**Exercise brief**
Pick out each line with the word "JSON" from the material that follows.

━━━━━ Material provided ━━━━━

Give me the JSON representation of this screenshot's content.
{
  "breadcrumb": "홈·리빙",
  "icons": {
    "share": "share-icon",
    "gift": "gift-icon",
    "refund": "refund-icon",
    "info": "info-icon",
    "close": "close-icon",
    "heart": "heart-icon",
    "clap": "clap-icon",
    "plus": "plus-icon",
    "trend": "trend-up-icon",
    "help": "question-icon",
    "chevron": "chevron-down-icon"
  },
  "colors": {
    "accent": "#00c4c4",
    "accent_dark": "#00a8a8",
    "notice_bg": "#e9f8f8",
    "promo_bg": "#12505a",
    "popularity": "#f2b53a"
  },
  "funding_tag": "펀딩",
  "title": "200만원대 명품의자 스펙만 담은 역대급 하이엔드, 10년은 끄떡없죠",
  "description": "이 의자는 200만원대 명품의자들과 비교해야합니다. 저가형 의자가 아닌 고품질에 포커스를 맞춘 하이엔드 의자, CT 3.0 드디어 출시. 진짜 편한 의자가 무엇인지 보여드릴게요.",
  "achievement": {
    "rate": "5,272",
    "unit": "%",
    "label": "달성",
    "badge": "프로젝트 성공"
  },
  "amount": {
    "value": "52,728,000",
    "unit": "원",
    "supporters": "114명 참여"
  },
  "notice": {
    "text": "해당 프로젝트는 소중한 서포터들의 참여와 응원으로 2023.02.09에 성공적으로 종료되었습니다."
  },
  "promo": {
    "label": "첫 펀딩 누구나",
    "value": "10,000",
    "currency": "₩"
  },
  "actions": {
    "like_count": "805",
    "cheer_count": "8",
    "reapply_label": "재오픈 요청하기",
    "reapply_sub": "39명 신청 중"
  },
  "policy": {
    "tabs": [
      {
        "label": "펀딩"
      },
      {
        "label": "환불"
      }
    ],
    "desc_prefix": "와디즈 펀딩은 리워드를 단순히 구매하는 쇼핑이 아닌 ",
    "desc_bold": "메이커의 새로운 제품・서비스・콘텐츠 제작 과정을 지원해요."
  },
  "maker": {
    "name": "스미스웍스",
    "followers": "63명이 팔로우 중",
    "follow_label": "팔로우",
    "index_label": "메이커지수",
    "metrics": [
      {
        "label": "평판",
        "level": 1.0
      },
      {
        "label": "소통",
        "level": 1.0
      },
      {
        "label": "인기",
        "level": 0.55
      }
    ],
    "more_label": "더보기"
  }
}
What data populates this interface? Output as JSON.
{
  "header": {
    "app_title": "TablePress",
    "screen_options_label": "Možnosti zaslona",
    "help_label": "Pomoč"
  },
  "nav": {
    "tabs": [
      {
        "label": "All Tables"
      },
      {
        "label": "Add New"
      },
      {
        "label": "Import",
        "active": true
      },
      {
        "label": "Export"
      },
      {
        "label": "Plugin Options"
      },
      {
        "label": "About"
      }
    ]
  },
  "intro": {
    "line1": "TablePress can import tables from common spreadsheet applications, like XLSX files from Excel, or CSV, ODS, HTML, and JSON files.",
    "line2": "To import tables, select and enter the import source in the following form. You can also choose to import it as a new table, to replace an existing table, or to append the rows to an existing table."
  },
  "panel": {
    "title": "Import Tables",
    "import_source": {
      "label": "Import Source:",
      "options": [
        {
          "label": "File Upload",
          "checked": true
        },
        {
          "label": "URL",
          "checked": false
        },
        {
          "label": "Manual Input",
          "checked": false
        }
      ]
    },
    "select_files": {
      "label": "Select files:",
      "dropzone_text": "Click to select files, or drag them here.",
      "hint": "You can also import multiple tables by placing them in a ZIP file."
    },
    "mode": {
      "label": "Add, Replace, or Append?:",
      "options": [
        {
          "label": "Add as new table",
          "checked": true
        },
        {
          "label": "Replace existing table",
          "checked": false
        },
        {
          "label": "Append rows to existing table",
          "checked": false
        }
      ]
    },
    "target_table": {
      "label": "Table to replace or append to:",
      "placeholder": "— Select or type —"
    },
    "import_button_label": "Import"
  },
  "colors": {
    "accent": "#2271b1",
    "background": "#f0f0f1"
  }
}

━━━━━

**Response box**
Give me the JSON representation of this screenshot's content.
What data populates this interface? Output as JSON.
    "line1": "TablePress can import tables from common spreadsheet applications, like XLSX files from Excel, or CSV, ODS, HTML, and JSON files.",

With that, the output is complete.